We’re counting down the top 10 moments in each Ivy school’s history as part of our Ivy League at 60 retrospective. Yale is next by request of Ivy Player of the Year Justin Sears.

The 1961-62 Yale Bulldogs are undoubtedly one of the greatest teams in school history, finishing 13-1 in Ivy play and 18-6 overall while securing the Ivy League championship, the program’s second in a six-year span.

Read moreYale all-time moment No. 5: Bulldogs’ 1961-62 season

Yale all-time moment No. 8: Elis tie Bill Bradley and company

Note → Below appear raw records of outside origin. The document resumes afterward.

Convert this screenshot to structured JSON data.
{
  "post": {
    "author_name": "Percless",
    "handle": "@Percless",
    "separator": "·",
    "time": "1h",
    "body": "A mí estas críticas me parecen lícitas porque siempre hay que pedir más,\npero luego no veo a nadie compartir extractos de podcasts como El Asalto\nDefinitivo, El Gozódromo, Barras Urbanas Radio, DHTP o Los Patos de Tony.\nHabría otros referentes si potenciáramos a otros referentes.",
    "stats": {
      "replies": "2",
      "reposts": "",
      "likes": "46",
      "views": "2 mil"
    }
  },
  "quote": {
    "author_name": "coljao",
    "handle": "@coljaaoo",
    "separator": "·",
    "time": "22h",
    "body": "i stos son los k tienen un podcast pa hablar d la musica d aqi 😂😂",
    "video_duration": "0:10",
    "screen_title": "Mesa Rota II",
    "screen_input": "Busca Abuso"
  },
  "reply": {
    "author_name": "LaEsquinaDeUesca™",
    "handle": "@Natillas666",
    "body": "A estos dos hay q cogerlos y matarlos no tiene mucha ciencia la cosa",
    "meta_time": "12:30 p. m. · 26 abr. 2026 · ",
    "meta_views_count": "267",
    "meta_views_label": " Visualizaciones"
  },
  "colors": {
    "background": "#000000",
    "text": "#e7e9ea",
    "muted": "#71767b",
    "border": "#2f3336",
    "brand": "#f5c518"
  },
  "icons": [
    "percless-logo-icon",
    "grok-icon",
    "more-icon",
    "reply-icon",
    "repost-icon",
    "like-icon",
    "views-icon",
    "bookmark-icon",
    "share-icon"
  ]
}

We’re counting down the top 10 moments in each Ivy school’s history as part of our Ivy League at 60 retrospective. Yale is next by request of Ivy Player of the Year Justin Sears.

The 1962-63 Yale Bulldogs were solid.

Fresh off a NCAA Tournament appearance the previous year and led by legend Rick Kaminsky, the Elis finished 13-10, and more importantly, 11-3 in Ivy play, including a 62-61 win at Jadwin Gym (capping a four-game win streak over Princeton).

The first-year varsity star Bill Bradley-led Tigers had their revenge, though, nipping the Elis, 61-58, in New Haven on Feb. 9 and again in the Ivy playoff game on March 9, 65-53. Thus the 1962-63 season marked the first non-NCAA Tournament season in a 53-season streak that is still running. Still, the 1963 Elis won a share of the Ivy League championship and cemented their place in Ivy history.